THE Serbs have stopped their awful attack on Gorazde, and Bosnia is temporarily off Page 1 due to a NATO ultimatum. But the war is not over, the Serbs have not been taught a lesson, and the resolve Washington and NATO needed to show to change the direction of events in Europe is not evident.
Quite the reverse is true. Serb forces surround Gorazde a mere mile outside the city, the ultimatum is being defied, and many Serb heavy weapons are being redeployed elsewhere in Bosnia. Yet NATO isn't acting.
What have the Serbs learned in the Gorazde attack, which was a Serb probe of Western resolve? That atrocities in the two-year war still must be done quietly, in a way that does not make embarrassing headlines for Western leaders?
When the Serbs backed off Gorazde, officials fell over each other to resume the very kind of ``peace talks'' that are a sad joke in the Balkans. American and British officials hoped a new diplomatic alliance could ``arrange a cease-fire.'' No one wanted to ``take sides.'' UN official Yasushi Akashi, who for some reason holds the moral reins of the West in his hands, said, ``I do not know'' who is responsible for the crimes around Gorazde.
On Wednesday British Lt. Gen. Michael Rose visited Gorazde and blamed the victims.

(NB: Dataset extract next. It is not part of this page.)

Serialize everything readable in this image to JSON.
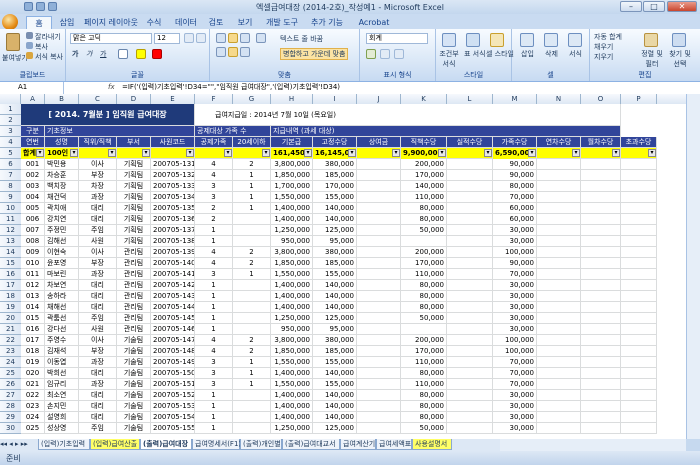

He said the Muslims of Gorazde, who have been under siege for two years and who are illegally denied weapons to defend themselves by the UN, ``want us to fight their war for them.'' This is not the UN's ``finest hour.'' Since journalists are still not allowed into Gorazde, the press reported Lt. General Rose's doubt about the casualty rate there. Perhaps it isn't 1,000; perhaps it is 500. Either way, it is at least extraordinary when those who can call in NATO airstrikes to protect the innocent remark, essentially, that ``they really didn't kill that many.''
The need, as we have said before, is for White House leadership. No other nation can bring order to this chaos. Pulitzer Prize winner Roy Gutman put it nicely last week: ``There is, I understand, an assistant secretary of state for European affairs. He should travel to the region that has spawned the biggest European crisis since the World Wars. He should go to Sarajevo, Mostar, Zagreb, Belgrade. Or he could send his deputy. Or the [State] Department could send his superior, the undersecretary for political affairs. Or for that matter the secretary of state or the president himself. Send someone ... craft that policy ....The administration hasn't taken the first step yet. I find it astonishing.''